■ Your instructions
Copy out all lines of the listing below that hold "user".
☆ ☆ ☆ ☆ ☆ ☆ ☆
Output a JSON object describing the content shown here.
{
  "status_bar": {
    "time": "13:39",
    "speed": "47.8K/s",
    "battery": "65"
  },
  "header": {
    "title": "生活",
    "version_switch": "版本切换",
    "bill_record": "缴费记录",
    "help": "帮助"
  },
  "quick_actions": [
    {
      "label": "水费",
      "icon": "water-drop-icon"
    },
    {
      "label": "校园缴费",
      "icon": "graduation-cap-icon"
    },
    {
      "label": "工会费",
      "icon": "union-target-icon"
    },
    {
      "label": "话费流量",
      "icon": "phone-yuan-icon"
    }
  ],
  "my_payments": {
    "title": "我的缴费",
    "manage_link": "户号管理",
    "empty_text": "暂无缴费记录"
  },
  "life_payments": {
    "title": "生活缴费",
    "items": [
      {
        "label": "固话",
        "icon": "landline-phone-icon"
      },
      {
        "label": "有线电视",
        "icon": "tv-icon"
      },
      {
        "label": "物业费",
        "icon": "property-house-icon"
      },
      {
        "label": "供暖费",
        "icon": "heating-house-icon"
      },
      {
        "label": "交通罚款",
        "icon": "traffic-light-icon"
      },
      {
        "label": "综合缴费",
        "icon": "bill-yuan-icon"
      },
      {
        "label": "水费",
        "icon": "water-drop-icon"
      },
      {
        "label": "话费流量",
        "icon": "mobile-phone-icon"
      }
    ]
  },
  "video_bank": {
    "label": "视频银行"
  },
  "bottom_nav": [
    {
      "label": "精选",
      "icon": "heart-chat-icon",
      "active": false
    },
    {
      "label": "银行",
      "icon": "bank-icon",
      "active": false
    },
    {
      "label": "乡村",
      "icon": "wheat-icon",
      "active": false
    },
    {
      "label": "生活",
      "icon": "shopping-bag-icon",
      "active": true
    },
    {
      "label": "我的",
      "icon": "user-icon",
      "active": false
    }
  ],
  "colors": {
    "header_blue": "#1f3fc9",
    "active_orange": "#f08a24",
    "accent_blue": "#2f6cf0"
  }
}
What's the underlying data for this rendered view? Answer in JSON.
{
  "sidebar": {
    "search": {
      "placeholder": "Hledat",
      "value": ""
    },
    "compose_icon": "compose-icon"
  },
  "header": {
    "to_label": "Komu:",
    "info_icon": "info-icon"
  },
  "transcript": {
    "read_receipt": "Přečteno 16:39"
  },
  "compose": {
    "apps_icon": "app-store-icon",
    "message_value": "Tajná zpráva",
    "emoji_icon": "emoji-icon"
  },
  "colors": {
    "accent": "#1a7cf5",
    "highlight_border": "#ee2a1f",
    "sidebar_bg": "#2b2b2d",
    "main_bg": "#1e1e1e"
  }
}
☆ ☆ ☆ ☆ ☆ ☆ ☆
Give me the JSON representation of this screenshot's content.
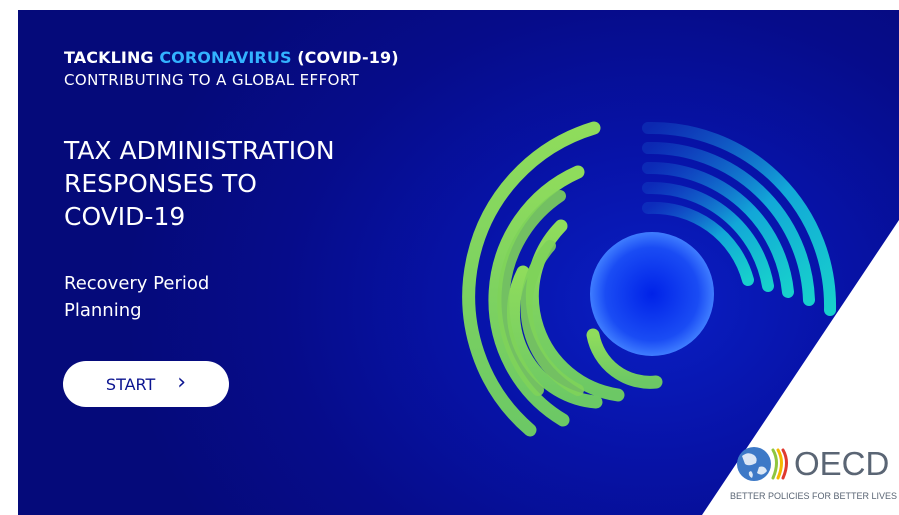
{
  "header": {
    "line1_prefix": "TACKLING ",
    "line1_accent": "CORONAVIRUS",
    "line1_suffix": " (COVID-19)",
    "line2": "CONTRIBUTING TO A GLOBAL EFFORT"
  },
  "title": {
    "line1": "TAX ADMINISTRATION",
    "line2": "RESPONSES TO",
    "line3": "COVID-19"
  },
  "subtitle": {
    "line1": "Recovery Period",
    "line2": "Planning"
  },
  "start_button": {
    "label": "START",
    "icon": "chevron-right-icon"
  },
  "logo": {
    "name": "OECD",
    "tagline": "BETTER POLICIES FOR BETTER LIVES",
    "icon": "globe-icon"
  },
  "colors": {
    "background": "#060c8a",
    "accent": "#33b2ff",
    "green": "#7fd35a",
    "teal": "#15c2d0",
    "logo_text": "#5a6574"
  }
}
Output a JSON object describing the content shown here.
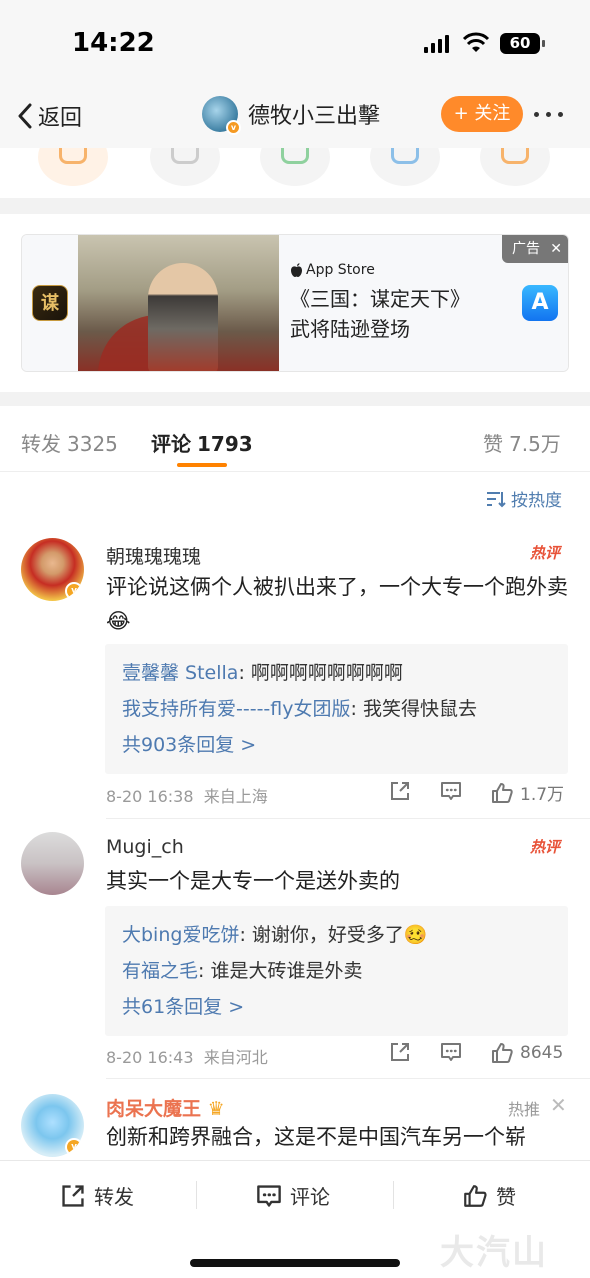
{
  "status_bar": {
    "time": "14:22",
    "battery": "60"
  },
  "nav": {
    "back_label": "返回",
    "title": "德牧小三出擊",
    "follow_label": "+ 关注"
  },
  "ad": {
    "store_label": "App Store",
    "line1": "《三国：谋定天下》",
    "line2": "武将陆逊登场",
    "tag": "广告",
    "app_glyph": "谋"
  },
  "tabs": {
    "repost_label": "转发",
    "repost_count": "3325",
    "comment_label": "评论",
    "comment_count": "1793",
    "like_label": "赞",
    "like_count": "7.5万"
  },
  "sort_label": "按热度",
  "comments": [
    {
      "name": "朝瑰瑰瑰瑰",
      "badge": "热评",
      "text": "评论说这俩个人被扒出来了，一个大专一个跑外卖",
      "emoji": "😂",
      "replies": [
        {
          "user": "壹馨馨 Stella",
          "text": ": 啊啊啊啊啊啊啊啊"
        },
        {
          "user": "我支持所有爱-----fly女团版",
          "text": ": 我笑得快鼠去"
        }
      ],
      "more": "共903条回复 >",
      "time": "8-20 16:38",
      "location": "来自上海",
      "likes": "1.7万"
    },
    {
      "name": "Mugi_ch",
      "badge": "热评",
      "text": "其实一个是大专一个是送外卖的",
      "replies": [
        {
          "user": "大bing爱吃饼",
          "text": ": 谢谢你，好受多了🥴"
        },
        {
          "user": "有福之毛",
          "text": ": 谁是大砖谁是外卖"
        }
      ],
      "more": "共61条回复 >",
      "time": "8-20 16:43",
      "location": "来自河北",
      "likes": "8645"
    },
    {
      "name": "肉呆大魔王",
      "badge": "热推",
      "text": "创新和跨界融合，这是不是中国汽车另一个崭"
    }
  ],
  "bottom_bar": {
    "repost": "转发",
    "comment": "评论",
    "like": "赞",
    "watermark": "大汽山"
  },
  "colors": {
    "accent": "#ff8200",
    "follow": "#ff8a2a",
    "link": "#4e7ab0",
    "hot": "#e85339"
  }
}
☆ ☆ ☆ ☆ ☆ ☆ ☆
■ Reply
      "icon": "user-icon",
          "user": "壹馨馨 Stella",
          "user": "我支持所有爱-----fly女团版",
          "user": "大bing爱吃饼",
          "user": "有福之毛",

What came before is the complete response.